__Exercise aim__
Return each line of the records holding the string "ByLayer".

__Data listing__
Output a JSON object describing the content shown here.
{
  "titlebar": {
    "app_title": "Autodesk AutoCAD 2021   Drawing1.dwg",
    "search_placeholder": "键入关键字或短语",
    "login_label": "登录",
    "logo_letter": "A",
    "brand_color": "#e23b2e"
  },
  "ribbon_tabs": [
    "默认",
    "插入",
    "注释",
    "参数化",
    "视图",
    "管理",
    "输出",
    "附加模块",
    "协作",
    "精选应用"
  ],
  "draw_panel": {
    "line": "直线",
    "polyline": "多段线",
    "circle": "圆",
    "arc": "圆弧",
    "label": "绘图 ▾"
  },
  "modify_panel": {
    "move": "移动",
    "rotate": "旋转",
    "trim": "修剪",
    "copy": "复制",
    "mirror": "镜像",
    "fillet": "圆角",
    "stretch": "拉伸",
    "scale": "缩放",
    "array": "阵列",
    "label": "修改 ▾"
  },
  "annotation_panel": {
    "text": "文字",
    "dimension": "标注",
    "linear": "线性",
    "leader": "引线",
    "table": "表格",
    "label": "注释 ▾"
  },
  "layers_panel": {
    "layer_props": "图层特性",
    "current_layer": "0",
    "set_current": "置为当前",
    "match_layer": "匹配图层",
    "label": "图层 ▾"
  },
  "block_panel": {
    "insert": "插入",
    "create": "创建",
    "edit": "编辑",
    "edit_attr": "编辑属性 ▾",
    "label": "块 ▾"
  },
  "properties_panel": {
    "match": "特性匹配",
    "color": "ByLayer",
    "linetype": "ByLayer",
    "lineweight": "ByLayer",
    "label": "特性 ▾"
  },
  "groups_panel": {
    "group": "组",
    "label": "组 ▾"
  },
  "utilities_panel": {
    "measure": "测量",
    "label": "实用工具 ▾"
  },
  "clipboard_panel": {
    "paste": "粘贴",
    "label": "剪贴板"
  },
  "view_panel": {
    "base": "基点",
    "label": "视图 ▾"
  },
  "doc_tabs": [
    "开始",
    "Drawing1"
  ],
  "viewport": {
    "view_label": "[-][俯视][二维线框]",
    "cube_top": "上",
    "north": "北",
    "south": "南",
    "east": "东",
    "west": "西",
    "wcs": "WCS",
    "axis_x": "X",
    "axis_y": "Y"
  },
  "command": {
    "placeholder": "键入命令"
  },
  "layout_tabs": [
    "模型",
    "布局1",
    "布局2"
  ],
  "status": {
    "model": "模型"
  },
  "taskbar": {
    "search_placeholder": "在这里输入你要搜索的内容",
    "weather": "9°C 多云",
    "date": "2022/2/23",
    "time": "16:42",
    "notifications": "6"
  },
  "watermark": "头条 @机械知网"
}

__Task answer__
    "color": "ByLayer",
    "linetype": "ByLayer",
    "lineweight": "ByLayer",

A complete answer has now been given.